INPUT
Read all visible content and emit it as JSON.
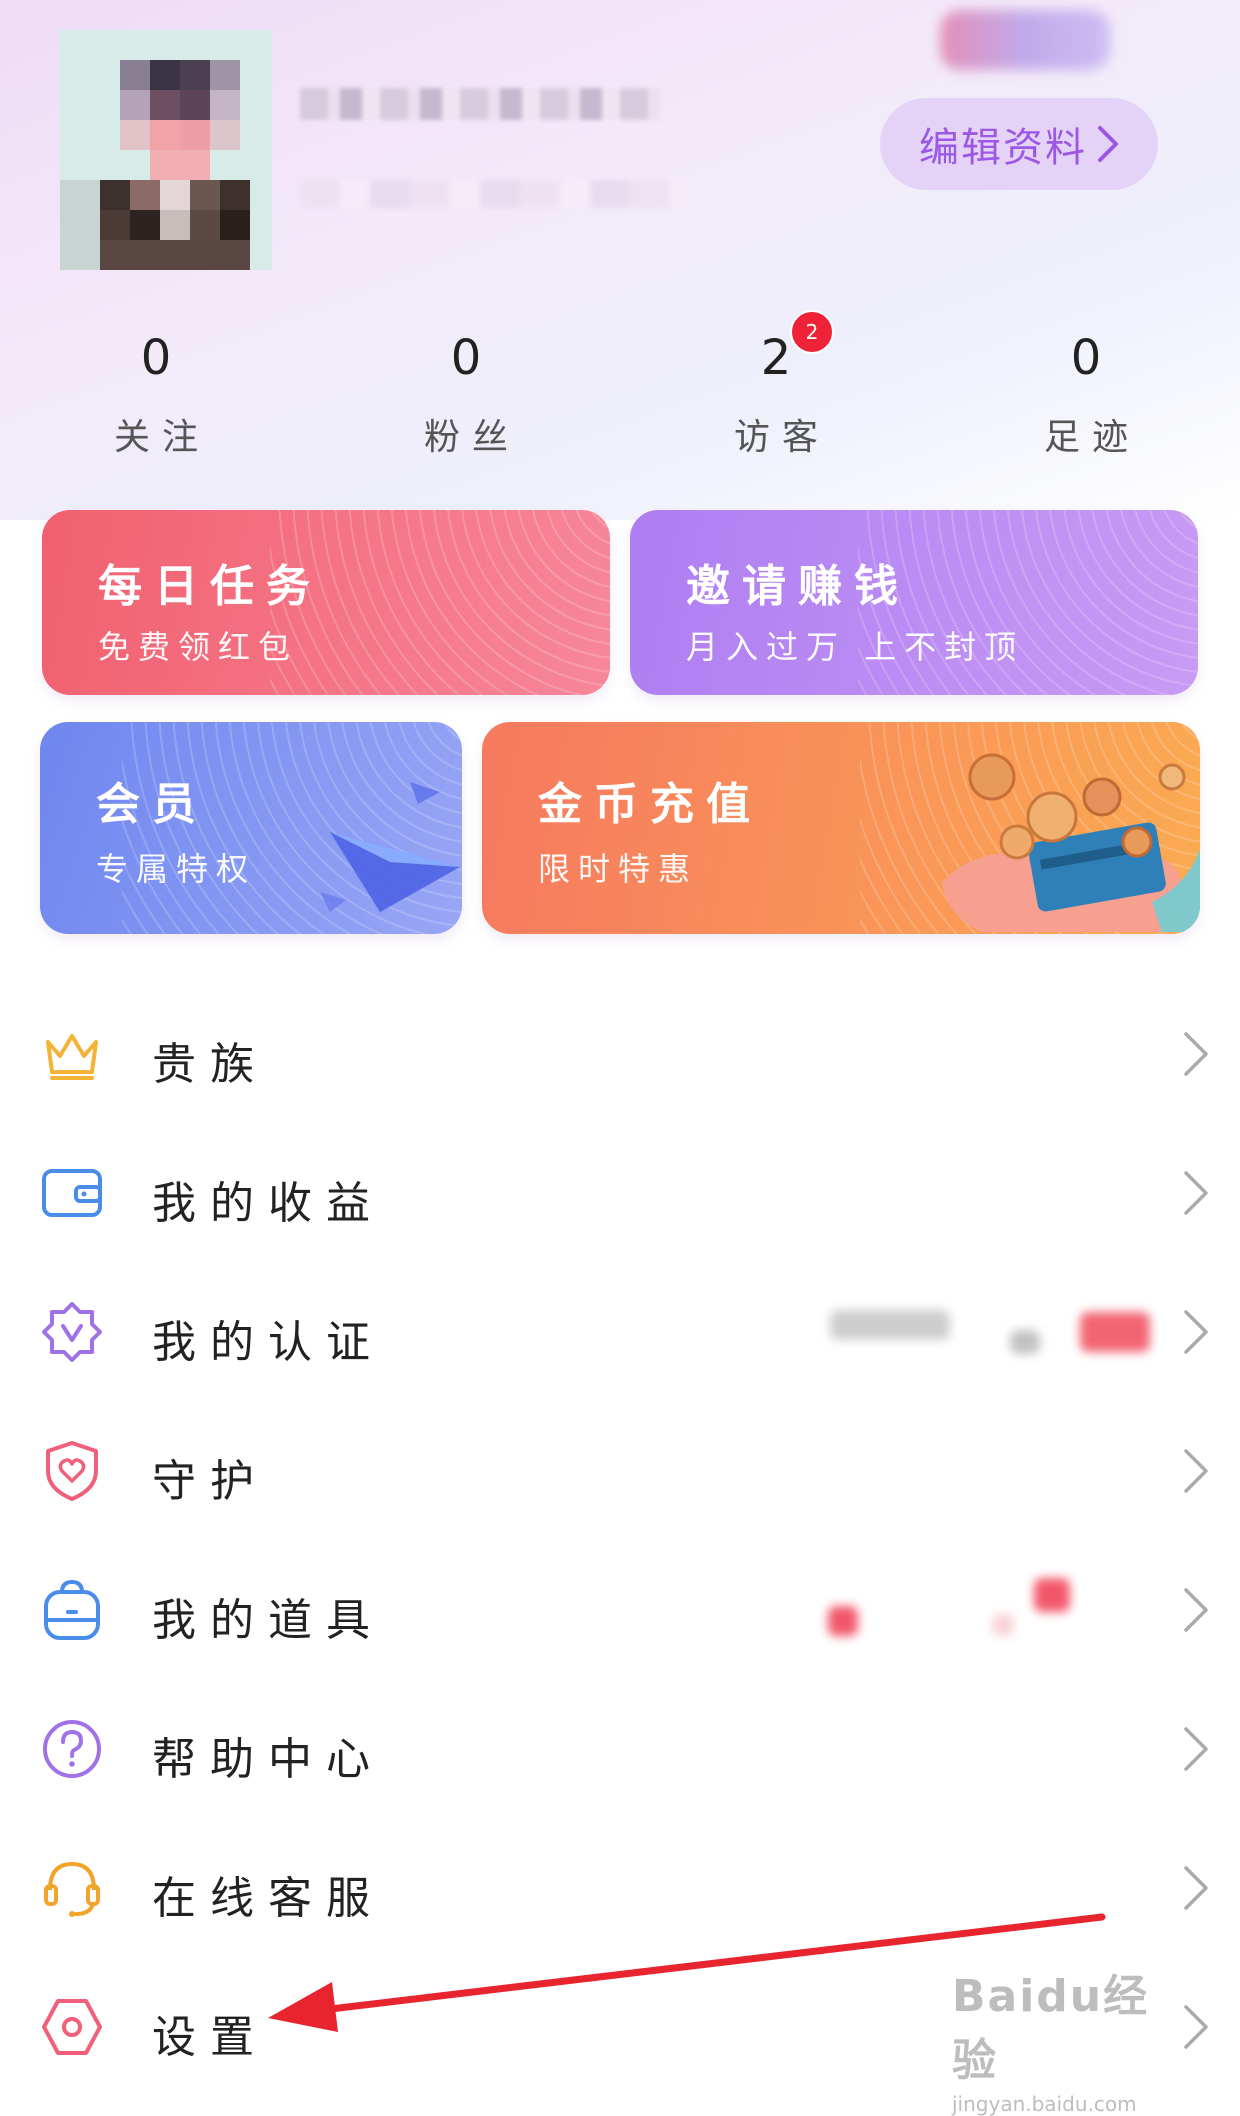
{
  "profile": {
    "edit_label": "编辑资料",
    "edit_icon": "chevron-right-icon"
  },
  "stats": [
    {
      "value": "0",
      "label": "关注"
    },
    {
      "value": "0",
      "label": "粉丝"
    },
    {
      "value": "2",
      "label": "访客",
      "badge": "2"
    },
    {
      "value": "0",
      "label": "足迹"
    }
  ],
  "cards": {
    "daily_task": {
      "title": "每日任务",
      "subtitle": "免费领红包"
    },
    "invite": {
      "title": "邀请赚钱",
      "subtitle": "月入过万 上不封顶"
    },
    "member": {
      "title": "会员",
      "subtitle": "专属特权"
    },
    "coin": {
      "title": "金币充值",
      "subtitle": "限时特惠"
    }
  },
  "menu": [
    {
      "label": "贵族",
      "icon": "crown-icon"
    },
    {
      "label": "我的收益",
      "icon": "wallet-icon"
    },
    {
      "label": "我的认证",
      "icon": "verified-badge-icon"
    },
    {
      "label": "守护",
      "icon": "shield-heart-icon"
    },
    {
      "label": "我的道具",
      "icon": "backpack-icon"
    },
    {
      "label": "帮助中心",
      "icon": "help-icon"
    },
    {
      "label": "在线客服",
      "icon": "headset-icon"
    },
    {
      "label": "设置",
      "icon": "settings-hexagon-icon"
    }
  ],
  "watermark": {
    "brand": "Baidu经验",
    "url": "jingyan.baidu.com"
  },
  "colors": {
    "accent_purple": "#9a58e5",
    "badge_red": "#ee2337",
    "arrow_red": "#e8242f"
  }
}
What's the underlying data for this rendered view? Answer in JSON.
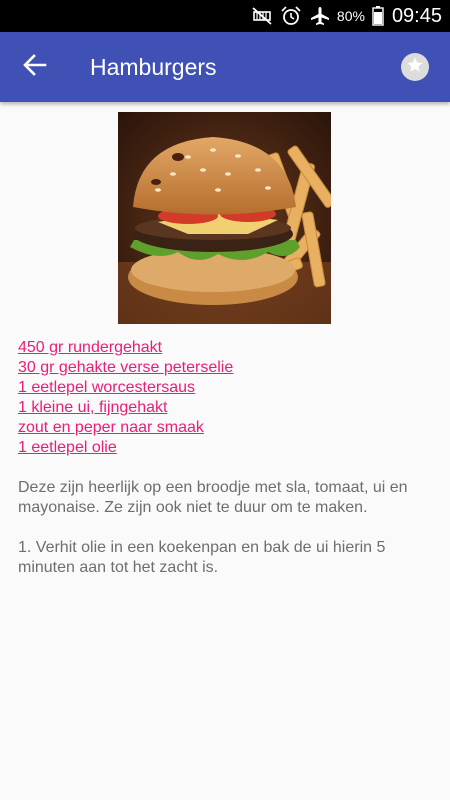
{
  "status_bar": {
    "icons": [
      "mute-icon",
      "alarm-icon",
      "airplane-mode-icon",
      "battery-icon"
    ],
    "battery": "80%",
    "time": "09:45"
  },
  "app_bar": {
    "title": "Hamburgers",
    "back_icon": "back-arrow-icon",
    "favorite_icon": "star-icon"
  },
  "recipe": {
    "image_subject": "hamburger with fries",
    "ingredients": [
      "450 gr rundergehakt",
      "30 gr gehakte verse peterselie",
      "1 eetlepel worcestersaus",
      "1 kleine ui, fijngehakt",
      "zout en peper naar smaak",
      "1 eetlepel olie"
    ],
    "description": "Deze zijn heerlijk op een broodje met sla, tomaat, ui en mayonaise. Ze zijn ook niet te duur om te maken.",
    "step_1": "1. Verhit olie in een koekenpan en bak de ui hierin 5 minuten aan tot het zacht is."
  },
  "colors": {
    "app_bar": "#3f51b5",
    "link": "#e91e78",
    "body_text": "#6e6e6e",
    "background": "#fafafa"
  }
}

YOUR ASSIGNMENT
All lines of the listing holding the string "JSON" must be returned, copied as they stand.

EXERCISE ANSWER
Read all visible content and emit it as JSON.
What's the underlying data for this rendered view? Answer in JSON.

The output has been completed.